JOINT BASE LEWIS-MCCHORD, Washington (Reuters) - U.S. Defense Secretary Mark Esper said on Wednesday he was open to new alterations in U.S. military activity on the Korean Peninsula if it helped enable diplomats, who are trying to jump-start stalled peace efforts with North Korea.
Esper did not predict whether he might end up "dialing up or dialing down" such activity, as he spoke to a small group of reporters at Joint Base Lewis-McChord on his way to South Korea after North Korea threatened to retaliate if the United States goes ahead with scheduled military drills with South Korea.
Defense Secretary Mark Esper on Tuesday casually brushed aside the disturbing news that, holy shit, MORE THAN 100 ISIS FIGHTERS HAVE ESCAPED FROM JAIL.
In an interview with CNN's Christiane Amanpour, Esper essentially turned this fact into a positive, no doubt impressing public relations and political talking heads everywhere with some truly masterful spin.
"Of the 11,000 or so detainees that were imprisoned in northeast Syria, we've only had reports that a little more than a hundred have escaped," Esper said, adding that the Syrian Democratic Forces were continuing to guard prisons, and the Pentagon had not "seen this big prison break that we all expected."
Well, I feel better. How about you?
On Wednesday, the top U.S. envoy in charge of the global coalition to defeat ISIS said much the same, while adding another cherry on top: The United States has no idea where those 100+ fighters went.
"We do not know where they are," James Jeffrey told members of Congress of the 100+ escaped detainees. ISIS has about 18,000 "members" left in Iraq and Syria, according to recent Pentagon estimates.
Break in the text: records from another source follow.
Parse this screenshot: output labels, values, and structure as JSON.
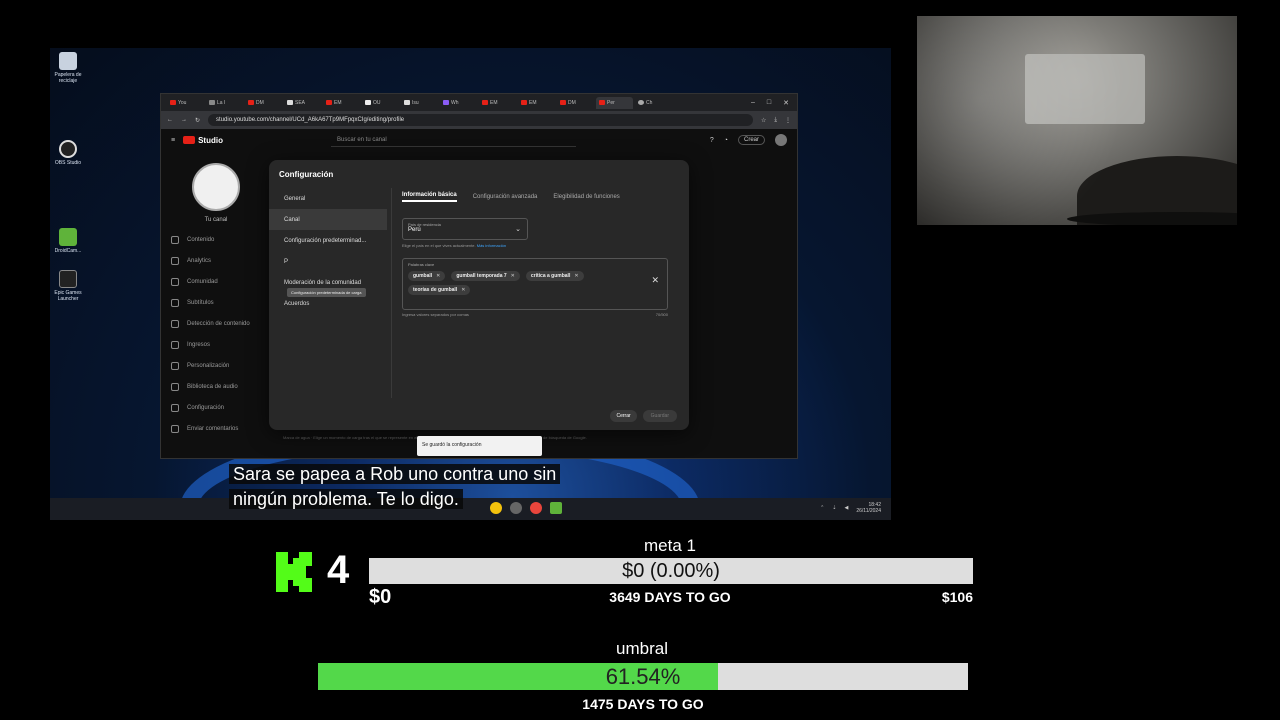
{
  "desktop": {
    "icons": [
      {
        "label": "Papelera de reciclaje",
        "icon": "recycle-bin-icon"
      },
      {
        "label": "OBS Studio",
        "icon": "obs-icon"
      },
      {
        "label": "DroidCam...",
        "icon": "droidcam-icon"
      },
      {
        "label": "Epic Games Launcher",
        "icon": "epic-icon"
      }
    ],
    "taskbar": {
      "time": "18:42",
      "date": "26/11/2024"
    }
  },
  "browser": {
    "tabs": [
      {
        "label": "You"
      },
      {
        "label": "La I"
      },
      {
        "label": "DM"
      },
      {
        "label": "SEA"
      },
      {
        "label": "EM"
      },
      {
        "label": "OU"
      },
      {
        "label": "Isu"
      },
      {
        "label": "Wh"
      },
      {
        "label": "EM"
      },
      {
        "label": "EM"
      },
      {
        "label": "DM"
      },
      {
        "label": "Per"
      },
      {
        "label": "Ch"
      }
    ],
    "url": "studio.youtube.com/channel/UCd_A6kA67Tp9MFpqxCIg/editing/profile",
    "studio_label": "Studio",
    "search_placeholder": "Buscar en tu canal",
    "create_label": "Crear"
  },
  "studio_sidebar": {
    "channel_label": "Tu canal",
    "items": [
      {
        "label": "Contenido"
      },
      {
        "label": "Analytics"
      },
      {
        "label": "Comunidad"
      },
      {
        "label": "Subtítulos"
      },
      {
        "label": "Detección de contenido"
      },
      {
        "label": "Ingresos"
      },
      {
        "label": "Personalización"
      },
      {
        "label": "Biblioteca de audio"
      },
      {
        "label": "Configuración"
      },
      {
        "label": "Enviar comentarios"
      }
    ]
  },
  "modal": {
    "title": "Configuración",
    "nav": [
      {
        "label": "General"
      },
      {
        "label": "Canal"
      },
      {
        "label": "Configuración predeterminad..."
      },
      {
        "label": "P"
      },
      {
        "label": "Moderación de la comunidad"
      },
      {
        "label": "Acuerdos"
      }
    ],
    "nav_tooltip": "Configuración predeterminada de carga",
    "tabs": [
      {
        "label": "Información básica"
      },
      {
        "label": "Configuración avanzada"
      },
      {
        "label": "Elegibilidad de funciones"
      }
    ],
    "country": {
      "label": "País de residencia",
      "value": "Perú"
    },
    "country_help": "Elige el país en el que vives actualmente.",
    "country_help_link": "Más información",
    "keywords": {
      "label": "Palabras clave",
      "chips": [
        "gumball",
        "gumball temporada 7",
        "crítica a gumball",
        "teorías de gumball"
      ],
      "help": "Ingresa valores separados por comas",
      "count": "70/500"
    },
    "cancel_label": "Cerrar",
    "save_label": "Guardar"
  },
  "toast": "Se guardó la configuración",
  "under_text": "Marca de agua · Elige un momento de carga tras el que se represente en el que el video aparece y se puede publicar en YouTube y en resultados de búsqueda de Google.",
  "subtitle": {
    "line1": "Sara se papea a Rob uno contra uno sin",
    "line2": "ningún problema. Te lo digo."
  },
  "kick": {
    "count": "4",
    "brand_color": "#53fc18"
  },
  "goals": [
    {
      "title": "meta 1",
      "amount_text": "$0 (0.00%)",
      "progress": 0.0,
      "start": "$0",
      "days_left": "3649 DAYS TO GO",
      "target": "$106"
    },
    {
      "title": "umbral",
      "percent_text": "61.54%",
      "progress": 0.6154,
      "days_left": "1475 DAYS TO GO"
    }
  ],
  "colors": {
    "bar_fill": "#53d84a",
    "bar_track": "#dedede",
    "youtube_red": "#e62117"
  }
}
A senior administration official told reporters on Wednesday the White House's understanding is that the SDF continues to keep the "vast majority" of ISIS fighters under "lock and key."
"It's obviously a fluid situation on the ground that we're monitoring closely," the official said, adding that released fighters will be "hunted down and recaptured." The official said it was Turkey's responsibility to do so.
President Trump expressed optimism on Wednesday about what was happening on the ground in northeast Syria, when he announced that a ceasefire between Turkey and the Kurds was expected to be made permanent.
"Turkey, Syria, and all forms of the Kurds have been fighting for centuries," Trump said. "We have done them a great service and we've done a great job for all of them — and now we're getting out."
The president boasted that the U.S.-brokered ceasefire had saved the lives of tens of thousands of Kurds "without spilling one drop of American blood."
Combat valor awards are often given to service members months or years after the action is carried out, as nominations stall within the Pentagon’s bureaucracy, but Defense Secretary Jim Mattis believes this is unacceptable. And it turns out that one of his first initiatives in taking office was to change that.